(of a tumour) benign; not cancerous.
harmless, non-cancerous, non-dangerous, innocentView synonyms
- ‘The former power engineer said his skull remained weak after two operations to remove non-malignant tumours and he was undergoing further tests after doctors raised fears of a third.’
- ‘Richard Davis, 53, of London, enjoyed bridge, the cinema and meals out before taking medication for a non-malignant pituitary gland tumour.’
- ‘A ten-year study in Sweden suggested that heavy mobile phone users were more prone to non-malignant tumours in the ear and a Dutch study had suggested changes in cognitive function with mobile phone use.’

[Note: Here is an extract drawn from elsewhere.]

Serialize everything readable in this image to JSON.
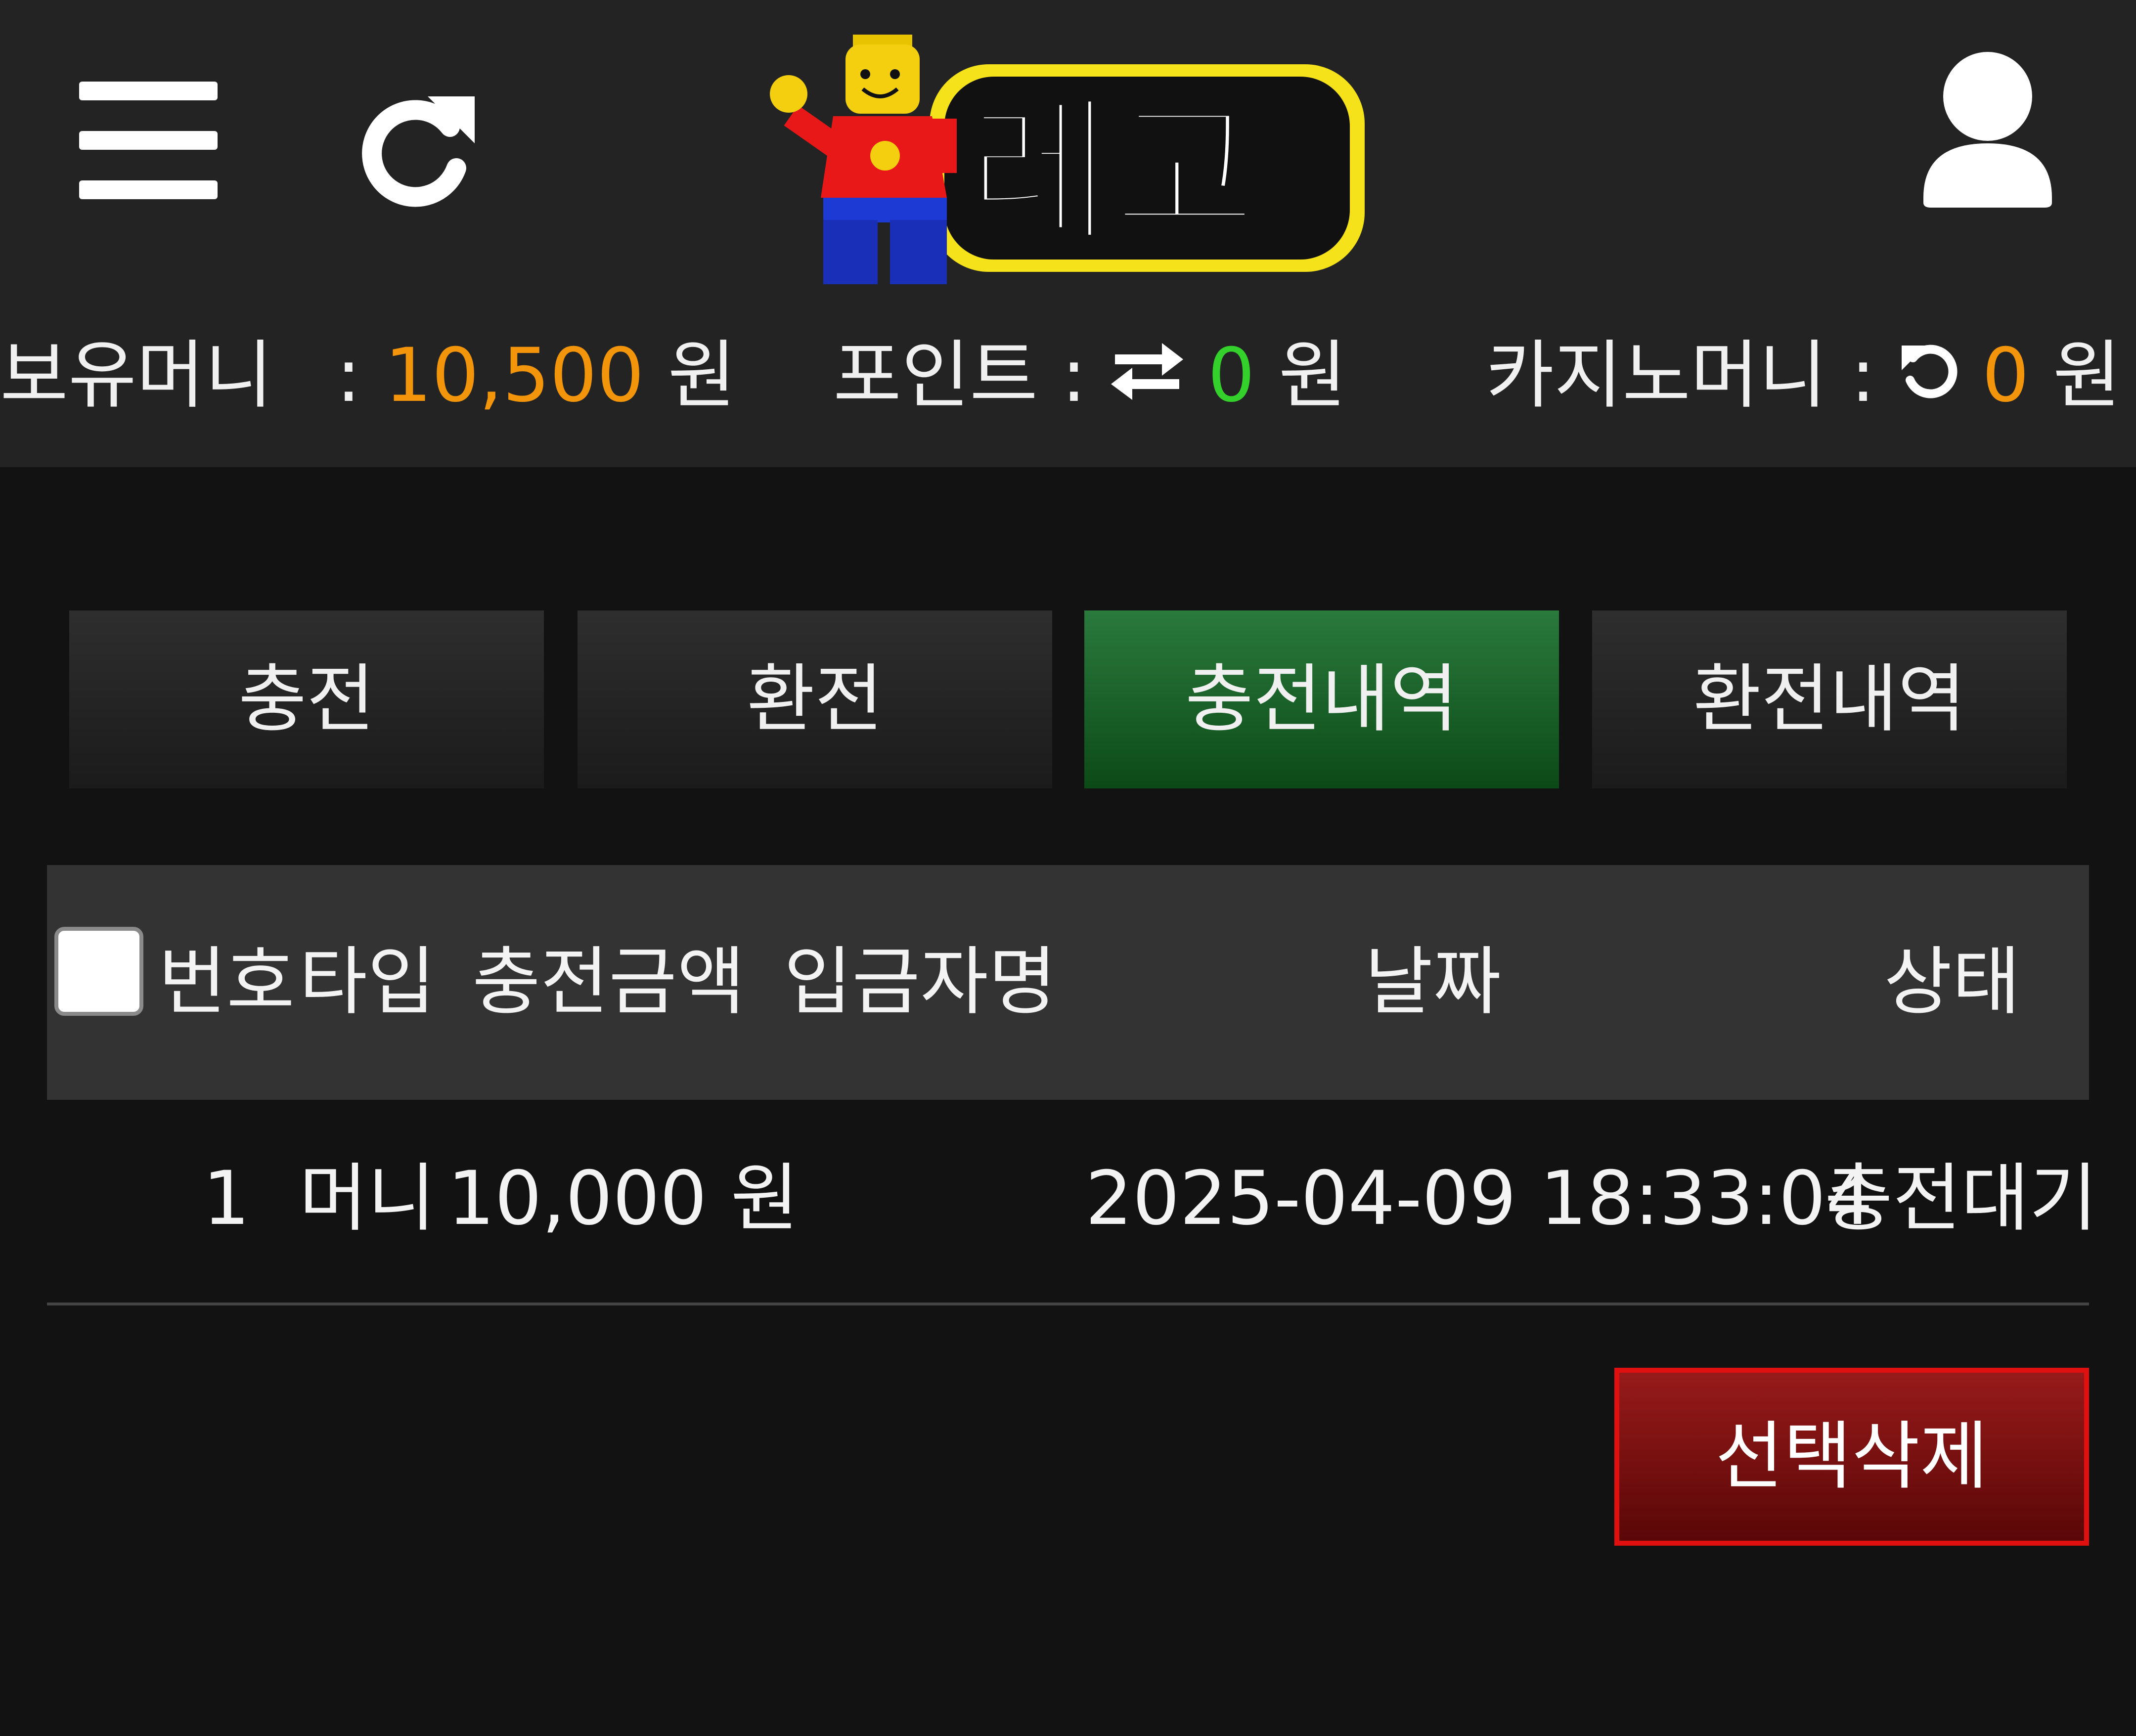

- ‘Charlton striker Kevin Lisbie was recovering in hospital last week after an operation to remove a non-malignant tumour from his nose.’
- ‘They will find that ‘cancer’ does not include many kinds of non-malignant tumour.’
We take a look at several popular, though confusing, punctuation marks.
From Afghanistan to Zimbabwe, discover surprising and intriguing language facts from around the globe.
The definitions of ‘buddy’ and ‘bro’ in the OED have recently been revised. We explore their history and increase in popularity.